> 2. Test your SSH key authentication carefully. Consider giving the backuppc
> user a shell (see "sudo chsh backuppc"), temporarily, so you can login and
> test. I give it one permanently, although that could be regarded as a
> security risk.
Ok, I have to do all this (maybe, might stick with tar).  My first thing was to get the BackupPC running and backing up the windows boxes in the house using smb (to the RIGHT SPOT).  I noticed that Ubuntu 12.10 desktop doesn't have ssh and a couple other things installed that are needed. So I have to install them and setup that all up before I can rsync files from "localhost".  Really my environment is this ONE linux box (this one) and 4 windows boxes.

> 3. Your BackupPC filesystem must support hardlinks. It sounds like you've
> done this before, but /data01 in your case must be ext2/3/4, xfs, or some
> other filesystem that supports hard links. There's plenty of discussion on
> this but I'm quite happy with ext4 and its default options.
Yeah, everything is ext3 or ext4 (actually data02 is the only one ext3 and that is since it came straight out of my old "server" that died and was ext3 already)

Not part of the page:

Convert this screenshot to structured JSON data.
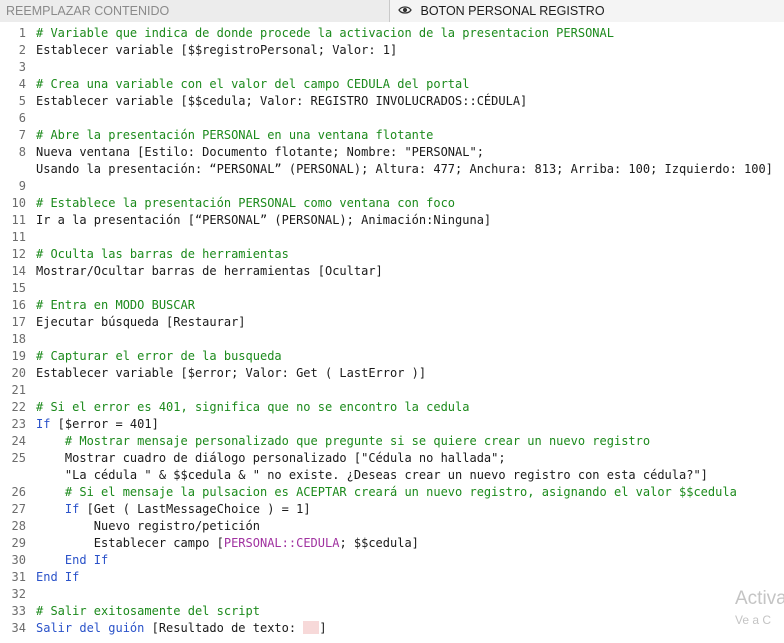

On Fri, Jan 4, 2013 at 9:27 AM, Tyler J. Wagner <tyler@tolaris.com> wrote:
On 2013-01-04 12:40, Travis Schwenke wrote:
>   * Ok.. I can't even change backuppc password!  I figured I would su over
>     to backuppc but that doesn't even work.  *How do I change the password
>     on Ubuntu?*

Are you talking about the "backuppc" system user, which owns the data files
and SSH keys, and runs some programs like rsync? Or are you talking about
the HTTPauth user? Your example commands seem to indicate that you
understand there are two.

However, your example commands also run as "travis@TAS-Server", not root.
Consider using sudo, as travis can't edit most of these files.

>   * Ubuntu seems to install (without a prompt) the data directory at
>     /var/lib/backuppc (owner: backuppc / group: backuppc).  *I really want
>     to change this* as that is NOT where I reserved space.

Change $Conf{TopDir} in /etc/backuppc/config.pl and restart BackupPC.
Consider also adding a symlink to your new destination:

sudo mv /var/lib/backuppc/* /data01/
sudo ln -s /data01 /var/lib/backuppc

However, it is easy to remount or bind /data01 to /var/lib/backuppc:

mount -o bind /data01 /var/lib/backuppc

In /etc/fstab:

/data01 /var/lib/backuppc               none    bind    0       0

>       o I did read some of the things I found and it looked like in my
>         version I could just change TopDir (which is NOT in the GUI) but
>         when I tired, I broke the web GUI.  My guess is that I changed the
>         file using root and I then had a permission issue.
>       o This really gets me back to, *how should I be changing these
>         files?*

Editing the file with sudo or root is fine. The permissions won't change.
*Copying* the files will result in the new files being owned by the wrong
user, unless you do "cp -a".

If you change TopDir, you'll have to restart BackupPC.

Some *really* important tips:

1. Give BackupPC its own filesystem. Do not use the filesystem at
/var/lib/backuppc (/data01 for you) for any other purpose. Some months down
the line you'll need to fsck this filesystem while the server is online and
you'll regret it if you didn't separate them. I used a shared /var/
partition until recently and it bit me in the butt repeatedly.

2. Test your SSH key authentication carefully. Consider giving the backuppc
user a shell (see "sudo chsh backuppc"), temporarily, so you can login and
test. I give it one permanently, although that could be regarded as a
security risk.

3. Your BackupPC filesystem must support hardlinks. It sounds like you've
done this before, but /data01 in your case must be ext2/3/4, xfs, or some
other filesystem that supports hard links. There's plenty of discussion on
this but I'm quite happy with ext4 and its default options.

Regards,
Tyler

--
"Those who make peaceful revolution impossible will make violent
revolution inevitable."
   -- John F. Kennedy